:: TASK DETAILS ::
Output what the records say, word for word, with no images.

:: THE DATA ::
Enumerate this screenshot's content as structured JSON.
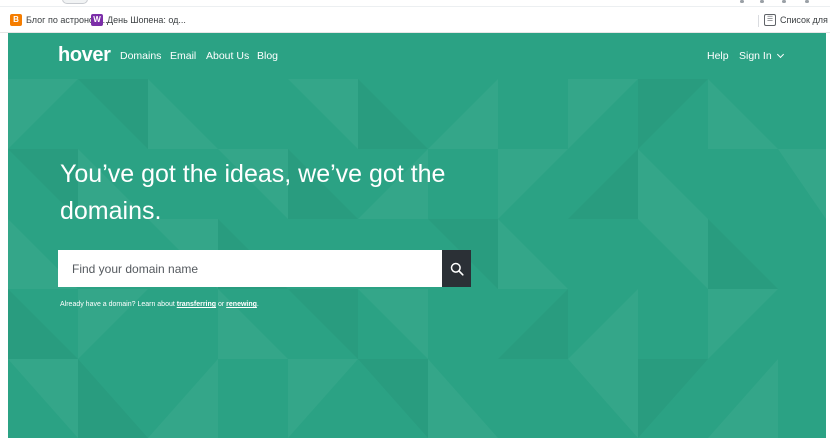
{
  "browser": {
    "bookmarks": [
      {
        "label": "Блог по астроном...",
        "icon": "blogger-icon"
      },
      {
        "label": "День Шопена: од...",
        "icon": "site-w-icon"
      }
    ],
    "reading_list": {
      "label": "Список для чтен",
      "icon": "reading-list-icon"
    }
  },
  "nav": {
    "logo": "hover",
    "links": [
      "Domains",
      "Email",
      "About Us",
      "Blog"
    ],
    "right": {
      "help": "Help",
      "sign_in": "Sign In"
    }
  },
  "hero": {
    "headline_line1": "You’ve got the ideas, we’ve got the",
    "headline_line2": "domains.",
    "search_placeholder": "Find your domain name",
    "search_icon": "search-icon",
    "helper_prefix": "Already have a domain? Learn about ",
    "transfer_link": "transferring",
    "helper_or": " or ",
    "renew_link": "renewing",
    "helper_suffix": "."
  },
  "colors": {
    "hero_bg": "#2ba284",
    "search_button": "#2b3036",
    "text": "#ffffff"
  }
}
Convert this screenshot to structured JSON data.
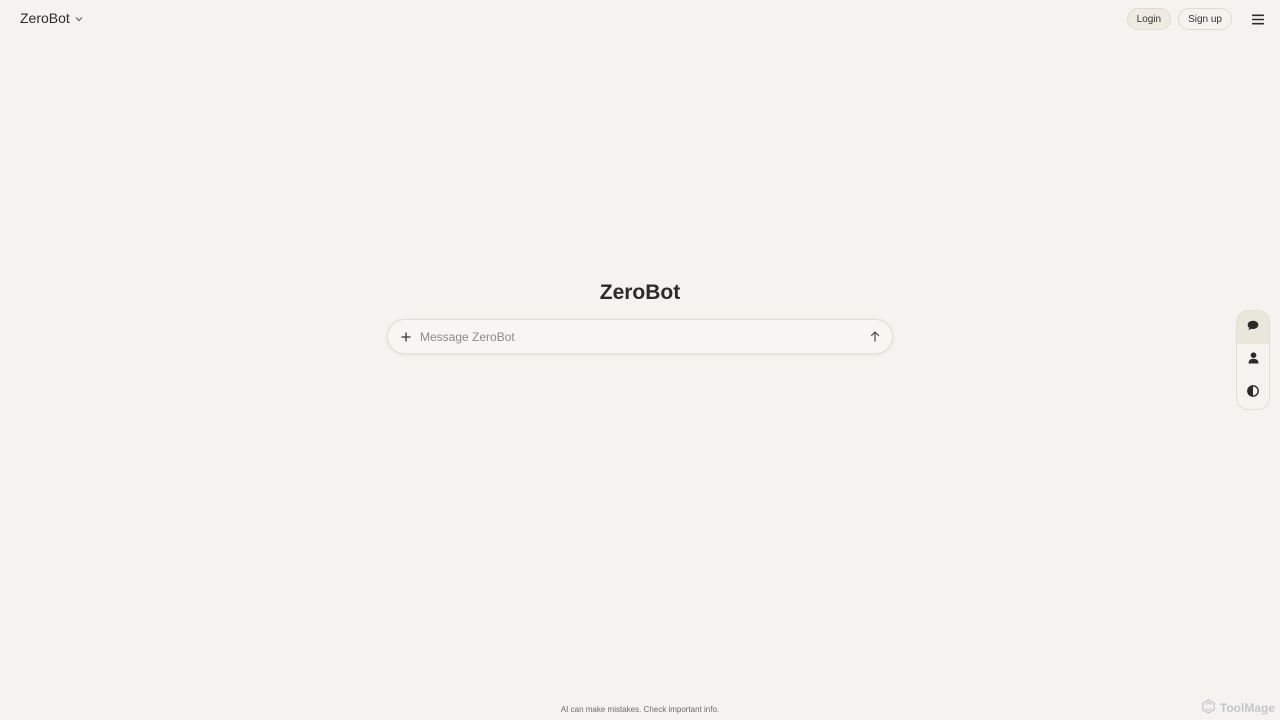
{
  "header": {
    "model_name": "ZeroBot",
    "login_label": "Login",
    "signup_label": "Sign up",
    "menu_icon": "hamburger-menu-icon"
  },
  "main": {
    "title": "ZeroBot",
    "composer": {
      "placeholder": "Message ZeroBot",
      "value": "",
      "attach_icon": "plus-icon",
      "send_icon": "arrow-up-icon"
    }
  },
  "rail": {
    "items": [
      {
        "icon": "chat-bubble-icon",
        "active": true
      },
      {
        "icon": "person-icon",
        "active": false
      },
      {
        "icon": "contrast-icon",
        "active": false
      }
    ]
  },
  "footer": {
    "disclaimer": "AI can make mistakes. Check important info.",
    "watermark": "ToolMage"
  },
  "colors": {
    "background": "#f4f3ef",
    "text": "#2b2b2b",
    "border": "#e1ded5",
    "active_rail": "#e9e6dc"
  }
}
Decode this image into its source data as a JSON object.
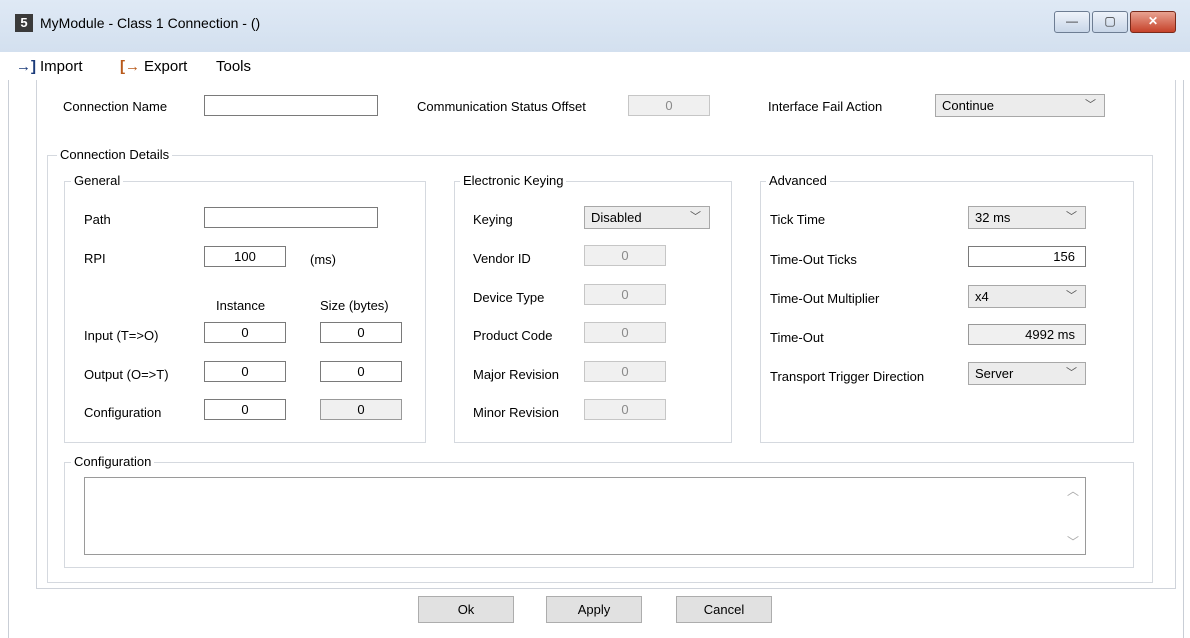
{
  "window": {
    "title": "MyModule - Class 1 Connection -  ()",
    "app_icon_letter": "5",
    "minimize_glyph": "—",
    "maximize_glyph": "▢",
    "close_glyph": "✕"
  },
  "menu": {
    "import_label": "Import",
    "import_glyph": "→]",
    "export_label": "Export",
    "export_glyph": "[→",
    "tools_label": "Tools"
  },
  "top": {
    "connection_name_label": "Connection Name",
    "connection_name_value": "",
    "comm_status_offset_label": "Communication Status Offset",
    "comm_status_offset_value": "0",
    "interface_fail_action_label": "Interface Fail Action",
    "interface_fail_action_value": "Continue"
  },
  "connection_details": {
    "title": "Connection Details",
    "general": {
      "title": "General",
      "path_label": "Path",
      "path_value": "",
      "rpi_label": "RPI",
      "rpi_value": "100",
      "rpi_unit": "(ms)",
      "instance_header": "Instance",
      "size_header": "Size (bytes)",
      "input_label": "Input (T=>O)",
      "input_instance": "0",
      "input_size": "0",
      "output_label": "Output (O=>T)",
      "output_instance": "0",
      "output_size": "0",
      "config_label": "Configuration",
      "config_instance": "0",
      "config_size": "0"
    },
    "keying": {
      "title": "Electronic Keying",
      "keying_label": "Keying",
      "keying_value": "Disabled",
      "vendor_id_label": "Vendor ID",
      "vendor_id_value": "0",
      "device_type_label": "Device Type",
      "device_type_value": "0",
      "product_code_label": "Product Code",
      "product_code_value": "0",
      "major_revision_label": "Major Revision",
      "major_revision_value": "0",
      "minor_revision_label": "Minor Revision",
      "minor_revision_value": "0"
    },
    "advanced": {
      "title": "Advanced",
      "tick_time_label": "Tick Time",
      "tick_time_value": "32 ms",
      "timeout_ticks_label": "Time-Out Ticks",
      "timeout_ticks_value": "156",
      "timeout_multiplier_label": "Time-Out Multiplier",
      "timeout_multiplier_value": "x4",
      "timeout_label": "Time-Out",
      "timeout_value": "4992 ms",
      "transport_trigger_label": "Transport Trigger Direction",
      "transport_trigger_value": "Server"
    },
    "configuration": {
      "title": "Configuration",
      "value": ""
    }
  },
  "buttons": {
    "ok": "Ok",
    "apply": "Apply",
    "cancel": "Cancel"
  },
  "icons": {
    "chevron": "chevron-down-icon",
    "scroll_up": "scroll-up-icon",
    "scroll_down": "scroll-down-icon"
  }
}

:: TASK ANSWER ::
Enumerate this screenshot's content as structured JSON.
{
  "browser": {
    "bookmarks": [
      {
        "label": "Блог по астроном...",
        "icon": "blogger-icon"
      },
      {
        "label": "День Шопена: од...",
        "icon": "site-w-icon"
      }
    ],
    "reading_list": {
      "label": "Список для чтен",
      "icon": "reading-list-icon"
    }
  },
  "nav": {
    "logo": "hover",
    "links": [
      "Domains",
      "Email",
      "About Us",
      "Blog"
    ],
    "right": {
      "help": "Help",
      "sign_in": "Sign In"
    }
  },
  "hero": {
    "headline_line1": "You’ve got the ideas, we’ve got the",
    "headline_line2": "domains.",
    "search_placeholder": "Find your domain name",
    "search_icon": "search-icon",
    "helper_prefix": "Already have a domain? Learn about ",
    "transfer_link": "transferring",
    "helper_or": " or ",
    "renew_link": "renewing",
    "helper_suffix": "."
  },
  "colors": {
    "hero_bg": "#2ba284",
    "search_button": "#2b3036",
    "text": "#ffffff"
  }
}
Convert this screenshot to structured JSON data.
{
  "header": {
    "model_name": "ZeroBot",
    "login_label": "Login",
    "signup_label": "Sign up",
    "menu_icon": "hamburger-menu-icon"
  },
  "main": {
    "title": "ZeroBot",
    "composer": {
      "placeholder": "Message ZeroBot",
      "value": "",
      "attach_icon": "plus-icon",
      "send_icon": "arrow-up-icon"
    }
  },
  "rail": {
    "items": [
      {
        "icon": "chat-bubble-icon",
        "active": true
      },
      {
        "icon": "person-icon",
        "active": false
      },
      {
        "icon": "contrast-icon",
        "active": false
      }
    ]
  },
  "footer": {
    "disclaimer": "AI can make mistakes. Check important info.",
    "watermark": "ToolMage"
  },
  "colors": {
    "background": "#f4f3ef",
    "text": "#2b2b2b",
    "border": "#e1ded5",
    "active_rail": "#e9e6dc"
  }
}
Decode this image into its source data as a JSON object.
{
  "window": {
    "title": "MyModule - Class 1 Connection -  ()",
    "app_icon_letter": "5",
    "minimize_glyph": "—",
    "maximize_glyph": "▢",
    "close_glyph": "✕"
  },
  "menu": {
    "import_label": "Import",
    "import_glyph": "→]",
    "export_label": "Export",
    "export_glyph": "[→",
    "tools_label": "Tools"
  },
  "top": {
    "connection_name_label": "Connection Name",
    "connection_name_value": "",
    "comm_status_offset_label": "Communication Status Offset",
    "comm_status_offset_value": "0",
    "interface_fail_action_label": "Interface Fail Action",
    "interface_fail_action_value": "Continue"
  },
  "connection_details": {
    "title": "Connection Details",
    "general": {
      "title": "General",
      "path_label": "Path",
      "path_value": "",
      "rpi_label": "RPI",
      "rpi_value": "100",
      "rpi_unit": "(ms)",
      "instance_header": "Instance",
      "size_header": "Size (bytes)",
      "input_label": "Input (T=>O)",
      "input_instance": "0",
      "input_size": "0",
      "output_label": "Output (O=>T)",
      "output_instance": "0",
      "output_size": "0",
      "config_label": "Configuration",
      "config_instance": "0",
      "config_size": "0"
    },
    "keying": {
      "title": "Electronic Keying",
      "keying_label": "Keying",
      "keying_value": "Disabled",
      "vendor_id_label": "Vendor ID",
      "vendor_id_value": "0",
      "device_type_label": "Device Type",
      "device_type_value": "0",
      "product_code_label": "Product Code",
      "product_code_value": "0",
      "major_revision_label": "Major Revision",
      "major_revision_value": "0",
      "minor_revision_label": "Minor Revision",
      "minor_revision_value": "0"
    },
    "advanced": {
      "title": "Advanced",
      "tick_time_label": "Tick Time",
      "tick_time_value": "32 ms",
      "timeout_ticks_label": "Time-Out Ticks",
      "timeout_ticks_value": "156",
      "timeout_multiplier_label": "Time-Out Multiplier",
      "timeout_multiplier_value": "x4",
      "timeout_label": "Time-Out",
      "timeout_value": "4992 ms",
      "transport_trigger_label": "Transport Trigger Direction",
      "transport_trigger_value": "Server"
    },
    "configuration": {
      "title": "Configuration",
      "value": ""
    }
  },
  "buttons": {
    "ok": "Ok",
    "apply": "Apply",
    "cancel": "Cancel"
  },
  "icons": {
    "chevron": "chevron-down-icon",
    "scroll_up": "scroll-up-icon",
    "scroll_down": "scroll-down-icon"
  }
}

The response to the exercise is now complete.